Men still outnumber women in the upper echelons of sales. But that’s changing quickly.
Success in sales is about building and nurturing relationships. And women are natural networkers and conversationalists! Sometimes we’re hesitant to ask for help, but at the same time, we recognize the importance of finding (and being) mentors. We delight in enlisting multiple generations in our sales efforts. We recognize the importance of diversity and helping other women succeed.
We’re hardwired to be nurturers, connectors, and collaborators—all traits that make for great salespeople. So we don’t have to think or act like men to become rainmakers. In fact, many salesmen could take a lesson or two from women.
Successful sales organizations in the 21st century will facilitate teams that leverage the strengths of both men and women. Smart sales leaders know that, and they want diverse teams that bring different skills, experiences, and perspectives to the table.
Yet, many women still lack the confidence to leverage their natural talents. And it’s time for them to get out of their own way. #bigdealshighheels
Women in Sales Must Speak Their Minds
Picture a recent college grad—a painfully-shy, reserved young woman who never dreamed she’d have a successful sales career spanning more than 35 years. I was that girl. I believed salespeople were life-of-the-party types. I wasn’t that person. And I’m still not.
But I do love sales. Why? Because sales is about building relationships—not being the center of attention, but having engaging conversations and creating connections. And women are great at that.
Women in Sales play a critical role in every company’s sales culture—because we’re particularly good at relationship-building, and because we’re not afraid to challenge the status quo.
A Different Drum
Joseph Magnin, a now-defunct women’s specialty store in San Francisco, hired me right out of college into their management training program. (Not telling you the year.)
That’s where I learned one of my first—and most powerful—lessons about working differently in the business world. I wanted to rearrange a display of elegant gifts, so I asked some of the older employees what they thought of the idea. They all told me it had never been done before. So I shared the idea with my manager. When I told her everyone said it had never been done, she said, “That’s the best reason I know for doing it.”

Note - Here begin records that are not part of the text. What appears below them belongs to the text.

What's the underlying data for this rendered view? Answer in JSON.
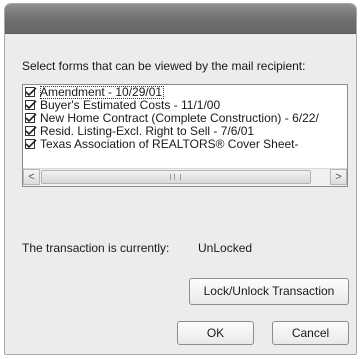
{
  "dialog": {
    "instructions": "Select forms that can be viewed by the mail recipient:",
    "forms": [
      {
        "label": "Amendment - 10/29/01",
        "checked": true,
        "focused": true
      },
      {
        "label": "Buyer's Estimated Costs - 11/1/00",
        "checked": true
      },
      {
        "label": "New Home Contract (Complete Construction) - 6/22/",
        "checked": true
      },
      {
        "label": "Resid. Listing-Excl. Right to Sell - 7/6/01",
        "checked": true
      },
      {
        "label": "Texas Association of REALTORS® Cover Sheet-",
        "checked": true
      }
    ],
    "scroll_left": "<",
    "scroll_right": ">",
    "status_label": "The transaction is currently:",
    "status_value": "UnLocked",
    "lock_button": "Lock/Unlock Transaction",
    "ok_button": "OK",
    "cancel_button": "Cancel"
  }
}
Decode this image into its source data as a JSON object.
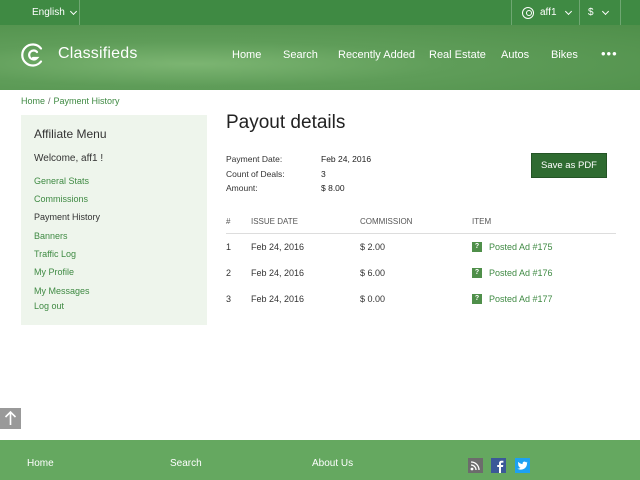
{
  "topbar": {
    "language": "English",
    "username": "aff1",
    "currency": "$"
  },
  "header": {
    "brand": "Classifieds",
    "nav": [
      "Home",
      "Search",
      "Recently Added",
      "Real Estate",
      "Autos",
      "Bikes"
    ],
    "more": "•••"
  },
  "breadcrumb": {
    "home": "Home",
    "separator": "/",
    "current": "Payment History"
  },
  "sidebar": {
    "title": "Affiliate Menu",
    "welcome": "Welcome, aff1 !",
    "links": [
      "General Stats",
      "Commissions",
      "Payment History",
      "Banners",
      "Traffic Log",
      "My Profile",
      "My Messages",
      "Log out"
    ]
  },
  "main": {
    "title": "Payout details",
    "payment_date_label": "Payment Date:",
    "payment_date": "Feb 24, 2016",
    "count_label": "Count of Deals:",
    "count": "3",
    "amount_label": "Amount:",
    "amount": "$ 8.00",
    "save_pdf": "Save as PDF",
    "columns": [
      "#",
      "ISSUE DATE",
      "COMMISSION",
      "ITEM"
    ],
    "rows": [
      {
        "num": "1",
        "date": "Feb 24, 2016",
        "commission": "$ 2.00",
        "item": "Posted Ad #175",
        "icon": "?"
      },
      {
        "num": "2",
        "date": "Feb 24, 2016",
        "commission": "$ 6.00",
        "item": "Posted Ad #176",
        "icon": "?"
      },
      {
        "num": "3",
        "date": "Feb 24, 2016",
        "commission": "$ 0.00",
        "item": "Posted Ad #177",
        "icon": "?"
      }
    ]
  },
  "footer": {
    "links": [
      "Home",
      "Search",
      "About Us"
    ]
  },
  "colors": {
    "primary_green": "#3f8a43",
    "button_green": "#2f6b31",
    "sidebar_bg": "#eef5ec",
    "footer_green": "#65a860"
  },
  "icons": {
    "rss": "rss-icon",
    "facebook": "facebook-icon",
    "twitter": "twitter-icon"
  }
}
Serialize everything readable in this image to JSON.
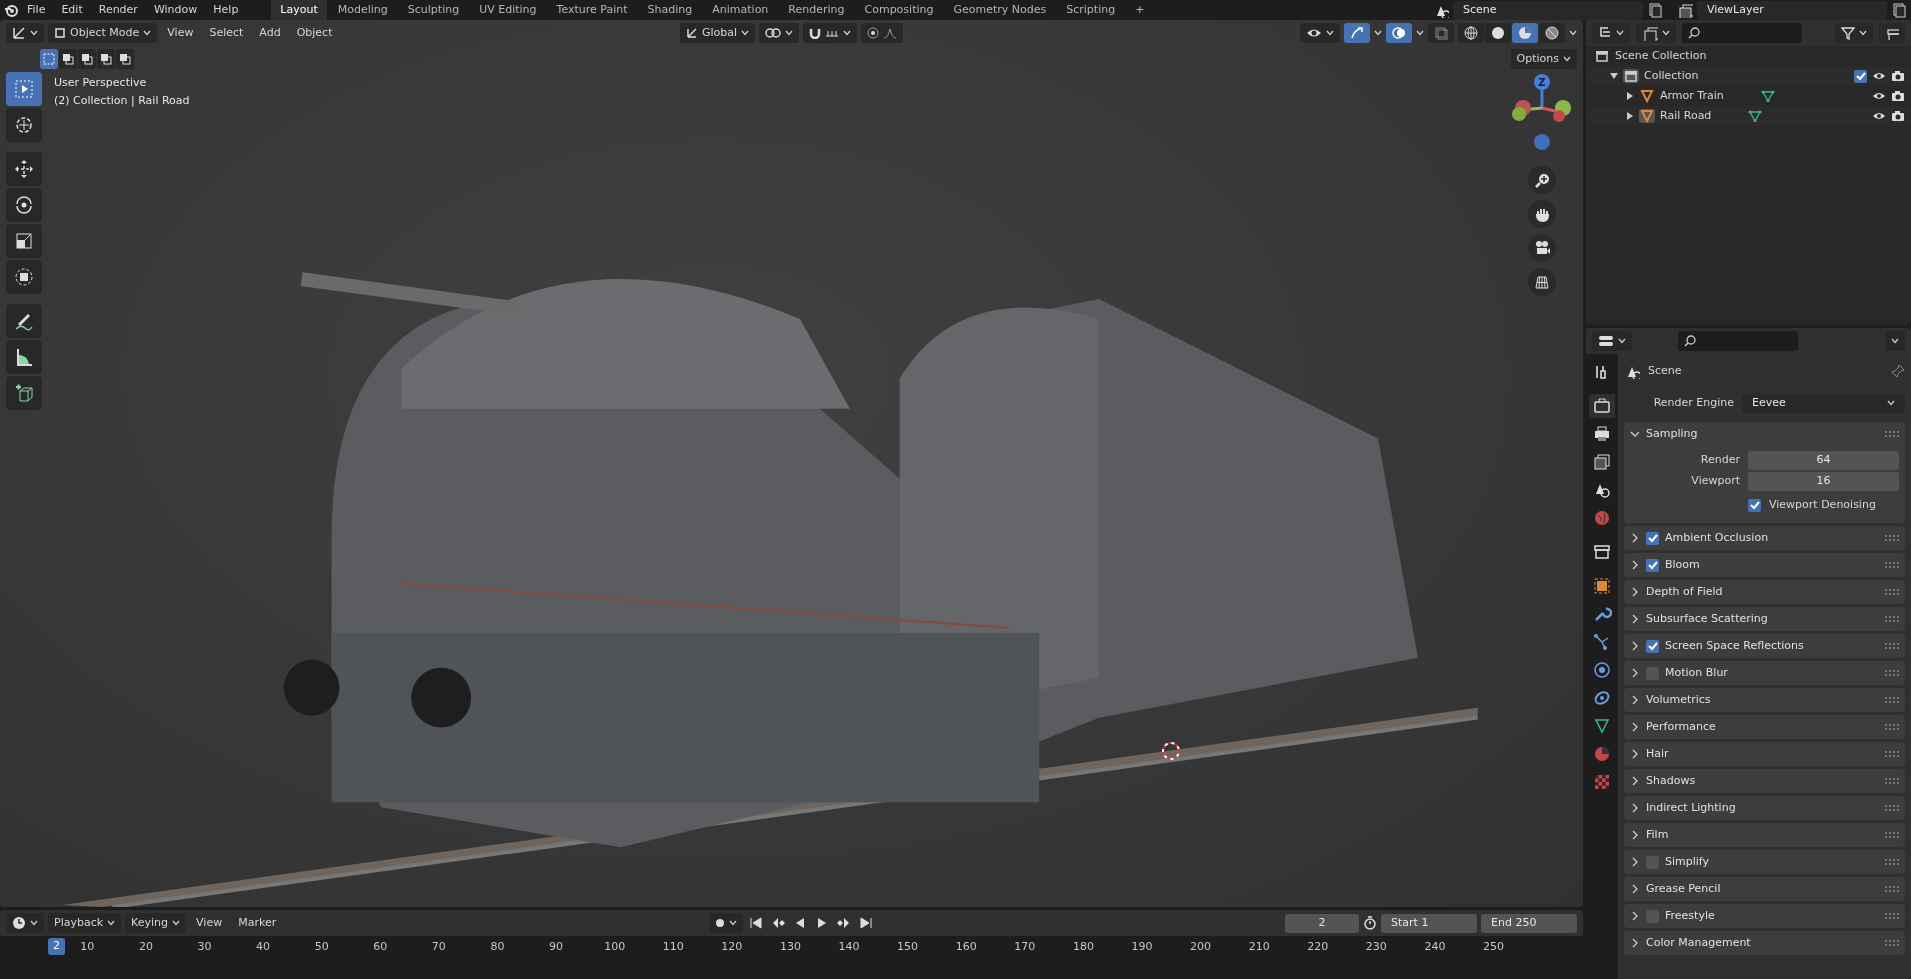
{
  "menu": [
    "File",
    "Edit",
    "Render",
    "Window",
    "Help"
  ],
  "workspaces": [
    {
      "label": "Layout",
      "selected": true
    },
    {
      "label": "Modeling",
      "selected": false
    },
    {
      "label": "Sculpting",
      "selected": false
    },
    {
      "label": "UV Editing",
      "selected": false
    },
    {
      "label": "Texture Paint",
      "selected": false
    },
    {
      "label": "Shading",
      "selected": false
    },
    {
      "label": "Animation",
      "selected": false
    },
    {
      "label": "Rendering",
      "selected": false
    },
    {
      "label": "Compositing",
      "selected": false
    },
    {
      "label": "Geometry Nodes",
      "selected": false
    },
    {
      "label": "Scripting",
      "selected": false
    }
  ],
  "add_workspace": "+",
  "scene": "Scene",
  "view_layer": "ViewLayer",
  "viewport": {
    "mode": "Object Mode",
    "menus": [
      "View",
      "Select",
      "Add",
      "Object"
    ],
    "orientation": "Global",
    "options": "Options",
    "overlay_lines": [
      "User Perspective",
      "(2) Collection | Rail Road"
    ],
    "select_modes": [
      {
        "selected": true
      },
      {
        "selected": false
      },
      {
        "selected": false
      },
      {
        "selected": false
      },
      {
        "selected": false
      }
    ],
    "gizmo_selected": true,
    "overlays_selected": true,
    "shading": [
      {
        "selected": false
      },
      {
        "selected": false
      },
      {
        "selected": true
      },
      {
        "selected": false
      }
    ],
    "tools": [
      {
        "kind": "select",
        "selected": true
      },
      {
        "kind": "cursor",
        "selected": false
      },
      {
        "kind": "move",
        "selected": false
      },
      {
        "kind": "rotate",
        "selected": false
      },
      {
        "kind": "scale",
        "selected": false
      },
      {
        "kind": "transform",
        "selected": false
      },
      {
        "kind": "annotate",
        "selected": false
      },
      {
        "kind": "measure",
        "selected": false
      },
      {
        "kind": "addcube",
        "selected": false
      }
    ],
    "gizmo_axis": "Z"
  },
  "outliner": {
    "items": [
      {
        "label": "Scene Collection",
        "children": [
          {
            "label": "Collection",
            "expanded": true,
            "checked": true,
            "children": [
              {
                "label": "Armor Train",
                "expanded": false,
                "selected": false
              },
              {
                "label": "Rail Road",
                "expanded": false,
                "selected": true
              }
            ]
          }
        ]
      }
    ]
  },
  "properties": {
    "tabs": [
      {
        "kind": "tool",
        "selected": false
      },
      {
        "kind": "render",
        "selected": true
      },
      {
        "kind": "output",
        "selected": false
      },
      {
        "kind": "viewlayer",
        "selected": false
      },
      {
        "kind": "scene",
        "selected": false
      },
      {
        "kind": "world",
        "selected": false
      },
      {
        "kind": "collection",
        "selected": false
      },
      {
        "kind": "object",
        "selected": false
      },
      {
        "kind": "modifier",
        "selected": false
      },
      {
        "kind": "particles",
        "selected": false
      },
      {
        "kind": "physics",
        "selected": false
      },
      {
        "kind": "constraint",
        "selected": false
      },
      {
        "kind": "data",
        "selected": false
      },
      {
        "kind": "material",
        "selected": false
      },
      {
        "kind": "texture",
        "selected": false
      }
    ],
    "context": "Scene",
    "render_engine": {
      "label": "Render Engine",
      "value": "Eevee"
    },
    "panels": [
      {
        "title": "Sampling",
        "expanded": true,
        "fields": [
          {
            "label": "Render",
            "value": "64"
          },
          {
            "label": "Viewport",
            "value": "16"
          }
        ],
        "option": {
          "label": "Viewport Denoising",
          "checked": true
        }
      },
      {
        "title": "Ambient Occlusion",
        "expanded": false,
        "checked": true
      },
      {
        "title": "Bloom",
        "expanded": false,
        "checked": true
      },
      {
        "title": "Depth of Field",
        "expanded": false
      },
      {
        "title": "Subsurface Scattering",
        "expanded": false
      },
      {
        "title": "Screen Space Reflections",
        "expanded": false,
        "checked": true
      },
      {
        "title": "Motion Blur",
        "expanded": false,
        "checked": false
      },
      {
        "title": "Volumetrics",
        "expanded": false
      },
      {
        "title": "Performance",
        "expanded": false
      },
      {
        "title": "Hair",
        "expanded": false
      },
      {
        "title": "Shadows",
        "expanded": false
      },
      {
        "title": "Indirect Lighting",
        "expanded": false
      },
      {
        "title": "Film",
        "expanded": false
      },
      {
        "title": "Simplify",
        "expanded": false,
        "checked": false
      },
      {
        "title": "Grease Pencil",
        "expanded": false
      },
      {
        "title": "Freestyle",
        "expanded": false,
        "checked": false
      },
      {
        "title": "Color Management",
        "expanded": false
      }
    ]
  },
  "timeline": {
    "menus": [
      "Playback",
      "Keying",
      "View",
      "Marker"
    ],
    "current_frame": "2",
    "start": {
      "label": "Start",
      "value": "1"
    },
    "end": {
      "label": "End",
      "value": "250"
    },
    "ruler": [
      "10",
      "20",
      "30",
      "40",
      "50",
      "60",
      "70",
      "80",
      "90",
      "100",
      "110",
      "120",
      "130",
      "140",
      "150",
      "160",
      "170",
      "180",
      "190",
      "200",
      "210",
      "220",
      "230",
      "240",
      "250"
    ],
    "playhead": "2"
  }
}
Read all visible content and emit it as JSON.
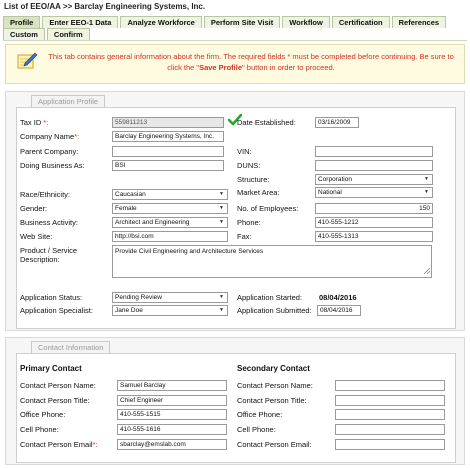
{
  "breadcrumb": "List of EEO/AA >> Barclay Engineering Systems, Inc.",
  "tabs": [
    "Profile",
    "Enter EEO-1 Data",
    "Analyze Workforce",
    "Perform Site Visit",
    "Workflow",
    "Certification",
    "References",
    "Custom",
    "Confirm"
  ],
  "notice": {
    "icon": "note-pencil-icon",
    "text_before": "This tab contains general information about the firm. The required fields * must be completed before continuing. Be sure to click the \"",
    "bold": "Save Profile",
    "text_after": "\" button in order to proceed."
  },
  "profile": {
    "legend": "Application Profile",
    "tax_id_label": "Tax ID",
    "tax_id": "559811213",
    "company_name_label": "Company Name",
    "company_name": "Barclay Engineering Systems, Inc.",
    "parent_company_label": "Parent Company:",
    "parent_company": "",
    "dba_label": "Doing Business As:",
    "dba": "BSI",
    "date_established_label": "Date Established:",
    "date_established": "03/16/2009",
    "vin_label": "VIN:",
    "vin": "",
    "duns_label": "DUNS:",
    "duns": "",
    "structure_label": "Structure:",
    "structure": "Corporation",
    "race_label": "Race/Ethnicity:",
    "race": "Caucasian",
    "market_label": "Market Area:",
    "market": "National",
    "gender_label": "Gender:",
    "gender": "Female",
    "employees_label": "No. of Employees:",
    "employees": "150",
    "activity_label": "Business Activity:",
    "activity": "Architect and Engineering",
    "phone_label": "Phone:",
    "phone": "410-555-1212",
    "website_label": "Web Site:",
    "website": "http://bsi.com",
    "fax_label": "Fax:",
    "fax": "410-555-1313",
    "product_label_1": "Product / Service",
    "product_label_2": "Description:",
    "product": "Provide Civil Engineering and Architecture Services",
    "status_label": "Application Status:",
    "status": "Pending Review",
    "specialist_label": "Application Specialist:",
    "specialist": "Jane Doe",
    "started_label": "Application Started:",
    "started": "08/04/2016",
    "submitted_label": "Application Submitted:",
    "submitted": "08/04/2016"
  },
  "contact": {
    "legend": "Contact Information",
    "primary_title": "Primary Contact",
    "secondary_title": "Secondary Contact",
    "name_label": "Contact Person Name:",
    "title_label": "Contact Person Title:",
    "office_label": "Office Phone:",
    "cell_label": "Cell Phone:",
    "email_label": "Contact Person Email",
    "email2_label": "Contact Person Email:",
    "primary": {
      "name": "Samuel Barclay",
      "title": "Chief Engineer",
      "office": "410-555-1515",
      "cell": "410-555-1616",
      "email": "sbarclay@emslab.com"
    },
    "secondary": {
      "name": "",
      "title": "",
      "office": "",
      "cell": "",
      "email": ""
    }
  },
  "colors": {
    "tab_bg": "#eef3e2",
    "notice_text": "#d0302a",
    "check": "#2aa52a"
  }
}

I was 22 years old, and I have never forgotten what Carolyn told me. She probably had no clue what an impression she made on me.
Out with the Old
Since that time, I have continued to challenge traditional ways of thinking and working. I challenge tired prospecting techniques like cold calling, direct-mail campaigns, and advertising—and the expectation that these activities actually attract great clients.
I’ll put the same challenge to all women (and men) in sales. Always ask why you are selling the way you are selling. If your current sales plan is working, keep doing it. Otherwise, change it up.
There’s an old story about a little girl who watched her mother cut the ends off a ham before putting it in the roasting pan. When the girl asked why she did it this way, her mother thought for a moment and said, “I don’t know. My mother always did it that way. Why don’t you ask your grandmother?” So the little girl asked her grandmother why she trimmed the ham before putting it in the pan. The grandmother said, “That’s simple. The pan wasn’t big enough.”
In with the New
Don’t accept tired sales techniques that aren’t working, just because it’s what other people are doing. Truth is, they’re probably not getting great results either. Instead, challenge the status quo and find your own groove.
Here’s how to get started:
- Ask for advice from people you respect—men or women. Listen carefully and adopt what makes sense.
- Step out of your comfort zone.Test new ways of working. It’s better to apologize (if appropriate) than to ask for permission.
- Get your voice heard.Share your points of view and insights. Yours are just as valid as the next person’s. Trust your intuition.
Above all, make time for yourself and the people you care about. Don’t let the corporate world gobble up all your energy and dull your creativity. To be successful in sales, you’ll need plenty of both.
To find out why women make great salespeople—and the one lesson we could learn from men about sales success—check out my latest speaking topic, “Big Deals and High Heels™: Why Women Are Naturals at Selling.”
Portions of this post originally appeared on the LinkedIn Sales Solutions blog.